WASHINGTON Citigroup economist Nathan Sheets will start working next week as a counselor to U.S. Treasury Secretary Jack Lew, an official at the Treasury Department told Reuters on Monday.
Reuters reported on Friday that the Obama administration was considering nominating Sheets to be the Treasury's top official for international affairs, a post that has been vacant since November.
Sheets' new job as counselor would give him a position at the Treasury from which to advise Lew until he is nominated and confirmed by the Senate.
Counselor posts are sometimes used for this sort of holding pattern. For example, the administration's nominee for assistant secretary for economic policy, Karen Dynan, is currently a counselor to Lew.
The Treasury official had no comment on Sheets' nomination prospects.
If nominated and confirmed, Sheets would be a key figure in U.S. financial and economic diplomacy and would help lead international discussions on the global economy.
This would include pressing Washington's view that China should let its currency appreciate more quickly and that Europe should act more decisively to boost economic growth.
As the Treasury's undersecretary for international affairs, Sheets would have to field questions from emerging market nations whose markets are reeling from a dramatic reversal of money flows tied partly to the U.S. Federal Reserve's decision to curtail its economic stimulus.

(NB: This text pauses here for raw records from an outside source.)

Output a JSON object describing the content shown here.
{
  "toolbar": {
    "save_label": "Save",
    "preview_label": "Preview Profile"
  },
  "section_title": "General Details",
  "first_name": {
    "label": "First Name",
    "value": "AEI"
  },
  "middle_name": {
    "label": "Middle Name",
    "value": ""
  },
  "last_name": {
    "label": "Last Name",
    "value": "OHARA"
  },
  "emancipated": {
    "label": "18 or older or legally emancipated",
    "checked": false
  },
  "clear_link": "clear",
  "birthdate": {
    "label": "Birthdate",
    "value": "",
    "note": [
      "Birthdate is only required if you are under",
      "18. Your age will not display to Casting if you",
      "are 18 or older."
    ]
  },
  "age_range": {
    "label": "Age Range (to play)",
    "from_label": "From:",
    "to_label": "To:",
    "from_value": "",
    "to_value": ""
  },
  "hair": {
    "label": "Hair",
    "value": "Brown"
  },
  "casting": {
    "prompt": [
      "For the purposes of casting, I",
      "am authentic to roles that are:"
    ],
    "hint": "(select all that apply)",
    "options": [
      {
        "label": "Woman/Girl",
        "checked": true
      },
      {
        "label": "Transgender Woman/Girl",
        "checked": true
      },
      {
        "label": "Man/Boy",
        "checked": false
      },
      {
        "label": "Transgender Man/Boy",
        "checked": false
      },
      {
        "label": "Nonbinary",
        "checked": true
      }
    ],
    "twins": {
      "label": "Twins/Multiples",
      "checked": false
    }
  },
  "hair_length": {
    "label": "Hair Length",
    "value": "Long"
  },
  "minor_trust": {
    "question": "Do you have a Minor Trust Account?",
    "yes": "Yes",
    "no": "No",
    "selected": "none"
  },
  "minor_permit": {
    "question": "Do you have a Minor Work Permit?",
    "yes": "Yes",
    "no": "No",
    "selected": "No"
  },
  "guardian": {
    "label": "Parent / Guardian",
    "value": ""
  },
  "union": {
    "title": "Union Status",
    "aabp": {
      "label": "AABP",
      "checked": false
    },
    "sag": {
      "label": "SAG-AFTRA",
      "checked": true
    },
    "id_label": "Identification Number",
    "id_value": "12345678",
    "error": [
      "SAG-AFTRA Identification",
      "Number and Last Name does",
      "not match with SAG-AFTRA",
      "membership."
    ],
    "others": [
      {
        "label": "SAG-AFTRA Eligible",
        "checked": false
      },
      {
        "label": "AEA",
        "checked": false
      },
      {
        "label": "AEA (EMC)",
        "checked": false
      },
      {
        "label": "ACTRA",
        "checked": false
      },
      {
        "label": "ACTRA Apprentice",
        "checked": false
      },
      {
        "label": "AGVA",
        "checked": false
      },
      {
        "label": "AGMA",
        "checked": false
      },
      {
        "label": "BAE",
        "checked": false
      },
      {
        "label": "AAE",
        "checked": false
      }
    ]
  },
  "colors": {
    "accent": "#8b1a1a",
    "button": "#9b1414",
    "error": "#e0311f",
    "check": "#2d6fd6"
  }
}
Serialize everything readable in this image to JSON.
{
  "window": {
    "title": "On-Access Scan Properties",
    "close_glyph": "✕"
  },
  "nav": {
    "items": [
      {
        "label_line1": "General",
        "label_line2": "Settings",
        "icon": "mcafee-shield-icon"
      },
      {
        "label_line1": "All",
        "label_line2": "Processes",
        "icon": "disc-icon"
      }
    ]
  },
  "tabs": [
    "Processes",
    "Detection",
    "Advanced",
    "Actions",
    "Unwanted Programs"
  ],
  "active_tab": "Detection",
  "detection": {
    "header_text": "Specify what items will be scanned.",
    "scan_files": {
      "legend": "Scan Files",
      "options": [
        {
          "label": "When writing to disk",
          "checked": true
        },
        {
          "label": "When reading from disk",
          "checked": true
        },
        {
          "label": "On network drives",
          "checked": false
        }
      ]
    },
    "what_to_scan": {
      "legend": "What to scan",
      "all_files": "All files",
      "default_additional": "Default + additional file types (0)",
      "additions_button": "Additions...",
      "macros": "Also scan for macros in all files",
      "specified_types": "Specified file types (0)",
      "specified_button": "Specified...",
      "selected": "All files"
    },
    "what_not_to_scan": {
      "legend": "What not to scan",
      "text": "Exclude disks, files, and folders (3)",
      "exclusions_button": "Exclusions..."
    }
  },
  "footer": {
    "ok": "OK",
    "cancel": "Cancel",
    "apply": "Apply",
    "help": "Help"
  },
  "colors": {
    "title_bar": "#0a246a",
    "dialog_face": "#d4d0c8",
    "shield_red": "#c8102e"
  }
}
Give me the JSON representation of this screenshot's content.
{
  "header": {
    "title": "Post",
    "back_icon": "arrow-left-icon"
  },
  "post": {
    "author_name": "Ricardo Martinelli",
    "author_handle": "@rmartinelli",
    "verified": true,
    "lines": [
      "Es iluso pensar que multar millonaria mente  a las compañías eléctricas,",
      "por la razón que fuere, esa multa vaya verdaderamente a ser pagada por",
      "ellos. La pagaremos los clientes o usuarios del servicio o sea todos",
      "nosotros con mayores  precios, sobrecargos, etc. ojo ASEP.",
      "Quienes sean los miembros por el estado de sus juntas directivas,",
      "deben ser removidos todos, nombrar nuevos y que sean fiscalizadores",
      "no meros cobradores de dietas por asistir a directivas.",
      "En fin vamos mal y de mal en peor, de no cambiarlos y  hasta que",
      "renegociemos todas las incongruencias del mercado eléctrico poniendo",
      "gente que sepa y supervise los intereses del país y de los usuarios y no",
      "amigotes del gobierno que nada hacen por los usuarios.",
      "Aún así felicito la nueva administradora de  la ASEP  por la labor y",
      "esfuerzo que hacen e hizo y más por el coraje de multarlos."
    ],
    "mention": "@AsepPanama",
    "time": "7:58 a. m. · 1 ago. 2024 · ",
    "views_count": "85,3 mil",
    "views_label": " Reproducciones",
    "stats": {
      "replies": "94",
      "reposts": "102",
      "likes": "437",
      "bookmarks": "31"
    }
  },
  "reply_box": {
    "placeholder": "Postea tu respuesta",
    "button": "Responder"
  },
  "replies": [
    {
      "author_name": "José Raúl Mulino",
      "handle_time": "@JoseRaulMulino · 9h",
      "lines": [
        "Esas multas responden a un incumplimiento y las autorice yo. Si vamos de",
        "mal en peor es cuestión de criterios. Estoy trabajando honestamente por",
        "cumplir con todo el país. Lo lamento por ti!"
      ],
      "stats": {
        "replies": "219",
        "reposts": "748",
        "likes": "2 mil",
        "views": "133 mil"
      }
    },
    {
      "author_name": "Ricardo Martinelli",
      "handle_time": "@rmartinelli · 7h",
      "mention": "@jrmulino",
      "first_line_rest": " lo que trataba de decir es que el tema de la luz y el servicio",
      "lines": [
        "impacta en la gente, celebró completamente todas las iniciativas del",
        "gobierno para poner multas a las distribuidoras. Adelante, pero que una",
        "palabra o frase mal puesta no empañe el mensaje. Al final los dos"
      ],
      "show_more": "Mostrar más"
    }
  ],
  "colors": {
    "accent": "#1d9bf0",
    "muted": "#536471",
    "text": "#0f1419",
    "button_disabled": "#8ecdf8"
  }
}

He would also get an earful from developing countries frustrated by U.S. intransigence in following through on a promise to give emerging economies a bigger say at the International Monetary Fund.
The Treasury post was previously occupied by Lael Brainard, who stepped down last year and was nominated by President Barack Obama earlier this month to serve on the Fed's board of governors.
Sheets has been the global head of international economics at Citi in New York since 2011. Prior to joining Citi, which is one of the world's largest banking conglomerates, Sheets spent much of his career as an economist at the Fed. At one point he was an adviser to former Fed Chairman Ben Bernanke on international economics.
(Reporting by Jason Lange; Editing by Chizu Nomiyama)